non-genre, non-blockbuster fiction authors. I assume we'll see a growth in small
publishers of literary fiction to counteract this.
basic message is: if you sell less than 500 copies of a given title or you sell
500 over a period of 12-24 months, or more, why the hell are you using offset?
There's a certain cost involved at entry – the software, basically – but you
can recoup this quickly from later savings. If you don't need full p-o-d, you
can go for digital printing, doing runs of 25 and up as required.
How do you see poetry developing over the next few years Tony? Do you think that
the poetry you and I, for instance, are enthusiastic about, is going to thrive
in the UK, or at least make more room for itself? Has the web changed things?
Optimist, pessimist or a don't know?
Ah, the easy questions at the end, I see. I'll take these as three different
As for question one, I just don't know. For the UK I guess I'm a pessimist right
now; for the USA I'm an optimist (so I'll be hoping for some transatlantic
cross-fertilisation); for Germany and Latin America I'm optimistic.
I really, really, hope that intelligent poetry of any kind will thrive in this
country; I don't actually mind if it's mainstream or if it's
"innovative" or "post-avant" (or whatever other term is
appropriate). Nor do I mind if it's published by Faber, Bloodaxe, Carcanet,
Salt, Reality Street or Shearsman. As I said in an earlier comment, I'm very
partial to the work of some supposedly mainstream poets, who write intelligently
and are sometimes innovative in surprising ways. I'm sometimes impatient with
the gestural overload of some putatively innovative work, with tired reworkings
of old avant-gardisms – sometimes by people who probably haven't read enough,
quite frankly. I'm a little bored with the "épater le bourgeois"
concept: it's old hat and just spirals off into an ever-more reductive set of
abusive gestures. What I'd most like to see is a second collection by Helen
Macdonald, and updated collected editions of Michael Haslam and R. F. Langley.
I'd also like to see better literary criticism, that is, well-written critical
approaches to difficult work, which might help a new audience begin to engage
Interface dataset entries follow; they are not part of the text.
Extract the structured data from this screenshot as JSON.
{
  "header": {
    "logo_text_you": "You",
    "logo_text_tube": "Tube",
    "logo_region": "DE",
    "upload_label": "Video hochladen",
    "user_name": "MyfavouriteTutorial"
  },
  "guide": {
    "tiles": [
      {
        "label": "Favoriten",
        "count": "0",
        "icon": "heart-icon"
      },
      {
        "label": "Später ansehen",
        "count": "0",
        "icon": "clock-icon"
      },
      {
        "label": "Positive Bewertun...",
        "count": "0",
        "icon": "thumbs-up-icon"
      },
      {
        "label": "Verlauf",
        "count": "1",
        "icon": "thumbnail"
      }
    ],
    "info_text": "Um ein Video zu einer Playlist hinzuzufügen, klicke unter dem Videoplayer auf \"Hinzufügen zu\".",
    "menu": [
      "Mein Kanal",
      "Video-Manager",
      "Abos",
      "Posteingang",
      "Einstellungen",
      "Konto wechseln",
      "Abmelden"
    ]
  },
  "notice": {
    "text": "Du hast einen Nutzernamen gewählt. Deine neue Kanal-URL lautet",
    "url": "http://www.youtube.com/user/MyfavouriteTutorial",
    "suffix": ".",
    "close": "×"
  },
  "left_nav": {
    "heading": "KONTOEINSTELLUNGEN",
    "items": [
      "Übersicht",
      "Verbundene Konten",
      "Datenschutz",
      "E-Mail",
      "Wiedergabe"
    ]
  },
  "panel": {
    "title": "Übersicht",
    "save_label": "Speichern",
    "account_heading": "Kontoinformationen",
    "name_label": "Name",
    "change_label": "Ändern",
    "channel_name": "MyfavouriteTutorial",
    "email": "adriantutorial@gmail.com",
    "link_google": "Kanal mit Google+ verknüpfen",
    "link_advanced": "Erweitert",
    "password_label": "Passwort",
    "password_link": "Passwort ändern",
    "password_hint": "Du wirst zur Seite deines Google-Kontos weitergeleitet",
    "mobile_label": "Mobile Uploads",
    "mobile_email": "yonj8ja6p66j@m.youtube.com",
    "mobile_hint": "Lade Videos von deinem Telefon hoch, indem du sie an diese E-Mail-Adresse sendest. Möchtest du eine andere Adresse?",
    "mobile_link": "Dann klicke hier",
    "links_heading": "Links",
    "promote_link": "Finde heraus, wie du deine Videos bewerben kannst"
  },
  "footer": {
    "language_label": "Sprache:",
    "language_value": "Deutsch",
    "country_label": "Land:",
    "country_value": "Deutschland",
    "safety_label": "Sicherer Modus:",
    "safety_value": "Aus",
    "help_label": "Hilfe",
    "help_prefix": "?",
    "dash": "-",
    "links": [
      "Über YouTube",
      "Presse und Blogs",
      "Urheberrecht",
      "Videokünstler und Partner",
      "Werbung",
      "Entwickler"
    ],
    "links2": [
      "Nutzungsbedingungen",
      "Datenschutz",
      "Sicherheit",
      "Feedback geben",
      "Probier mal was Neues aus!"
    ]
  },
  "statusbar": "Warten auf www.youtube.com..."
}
with it. A lot of academic writing is quite unreadable by a general audience,
partly because it's appallingly written, but also because of academic
point-scoring or the obligatory nods to other authorities.
I can't actually see too much that's interesting right now in the UK. In the US,
I am much encouraged by the appearance of younger poets of real talent, working
in what we might call the avant tradition, but are not clones of the last
generation. I'm thinking of poets like Devin Johnston, Daniel Bouchard, Jennifer
Moxley, Deborah Meadows, Anthony Hawley, Elizabeth Treadwell, Tony Tost; of new
presses like Johnston's Flood Editions or Tost's online Fascicle magazine
and Bouchard's The Poker, which seems to be a home from home for the new
generation of writers. I have the first 5 editions of The Poker here, and
they're excellent. I see little like that in the UK, and I hear too much
defeatism, too many complaints about the world being against us. I've no
patience with that: if you think the world's against you, get off your ass and
protest, set up your own alternative press or magazine, shout from the rooftops
that you and your mates have the answers and the older generation is just a load
of old crap. Complaining is a British disease, often just leading to bitterness
The web? It has changed things in some ways. Firstly, there is even more bad
poetry around than before, which seems amazing, but as long as it's touted as a
self-help mechanism, I guess we'll have to put up with it. Secondly, there are
now wonderful magazines like Jacket, like Fascicle, like Drunken
Boat, and fantastic resources like palabravirtual (an online library of
Latin-American poetry). Given that libraries wouldn't stock this kind of thing
anyway, it's a great advance. But you do need to be able to sift through the
dross to find the gems.
© Tony Frazer &Tim Allen